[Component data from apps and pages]
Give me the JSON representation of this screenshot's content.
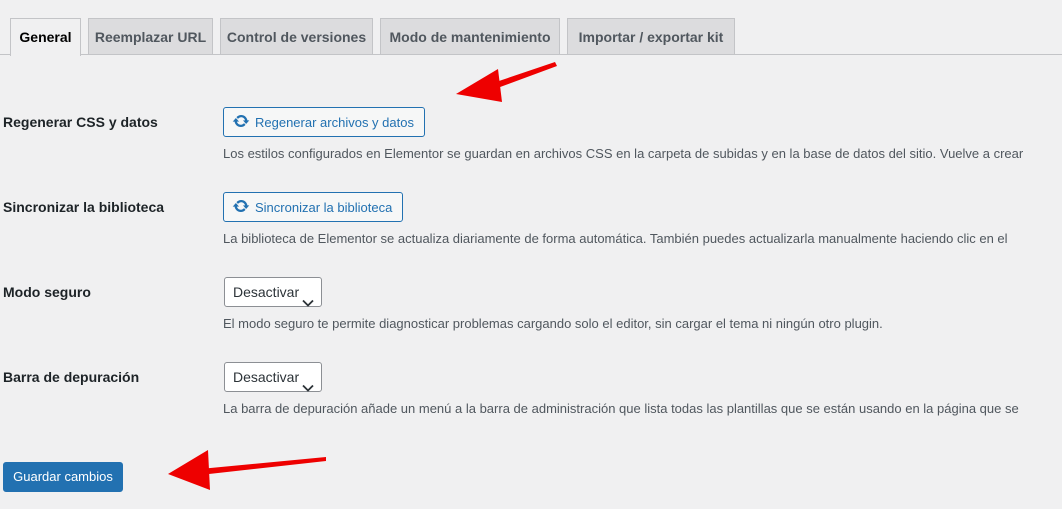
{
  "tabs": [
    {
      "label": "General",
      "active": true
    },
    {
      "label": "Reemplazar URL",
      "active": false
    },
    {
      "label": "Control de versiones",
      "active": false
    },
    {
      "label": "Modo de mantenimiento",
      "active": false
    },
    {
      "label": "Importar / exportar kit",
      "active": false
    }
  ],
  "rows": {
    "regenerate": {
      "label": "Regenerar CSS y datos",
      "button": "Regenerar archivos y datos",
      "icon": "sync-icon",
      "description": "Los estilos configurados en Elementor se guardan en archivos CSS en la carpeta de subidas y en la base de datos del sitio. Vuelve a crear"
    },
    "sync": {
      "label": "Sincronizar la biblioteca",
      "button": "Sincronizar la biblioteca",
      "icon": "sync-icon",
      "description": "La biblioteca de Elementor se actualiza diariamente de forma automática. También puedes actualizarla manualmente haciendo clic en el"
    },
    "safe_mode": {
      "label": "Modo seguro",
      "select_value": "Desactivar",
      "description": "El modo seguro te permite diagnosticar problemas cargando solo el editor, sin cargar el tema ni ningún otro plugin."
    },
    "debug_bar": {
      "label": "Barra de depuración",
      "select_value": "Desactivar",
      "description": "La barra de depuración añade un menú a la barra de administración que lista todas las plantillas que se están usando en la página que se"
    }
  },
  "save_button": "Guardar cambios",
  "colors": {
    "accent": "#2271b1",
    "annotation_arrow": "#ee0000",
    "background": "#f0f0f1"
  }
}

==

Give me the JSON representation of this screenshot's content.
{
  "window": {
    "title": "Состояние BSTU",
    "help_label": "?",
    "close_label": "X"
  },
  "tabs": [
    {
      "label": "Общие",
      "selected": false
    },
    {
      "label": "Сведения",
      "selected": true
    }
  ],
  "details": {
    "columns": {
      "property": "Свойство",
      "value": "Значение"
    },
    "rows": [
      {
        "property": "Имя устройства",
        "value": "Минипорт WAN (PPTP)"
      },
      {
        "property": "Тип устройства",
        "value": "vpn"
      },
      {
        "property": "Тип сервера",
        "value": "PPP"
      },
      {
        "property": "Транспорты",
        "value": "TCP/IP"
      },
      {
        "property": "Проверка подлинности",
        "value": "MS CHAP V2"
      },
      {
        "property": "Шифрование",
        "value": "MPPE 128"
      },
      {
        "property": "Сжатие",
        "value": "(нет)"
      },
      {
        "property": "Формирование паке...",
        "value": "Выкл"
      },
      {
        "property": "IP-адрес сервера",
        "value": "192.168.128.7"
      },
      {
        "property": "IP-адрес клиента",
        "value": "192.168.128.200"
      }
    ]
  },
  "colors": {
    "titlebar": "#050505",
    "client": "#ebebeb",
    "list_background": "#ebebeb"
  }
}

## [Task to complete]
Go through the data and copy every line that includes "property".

## [Solution]
      "property": "Свойство",
        "property": "Имя устройства",
        "property": "Тип устройства",
        "property": "Тип сервера",
        "property": "Транспорты",
        "property": "Проверка подлинности",
        "property": "Шифрование",
        "property": "Сжатие",
        "property": "Формирование паке...",
        "property": "IP-адрес сервера",
        "property": "IP-адрес клиента",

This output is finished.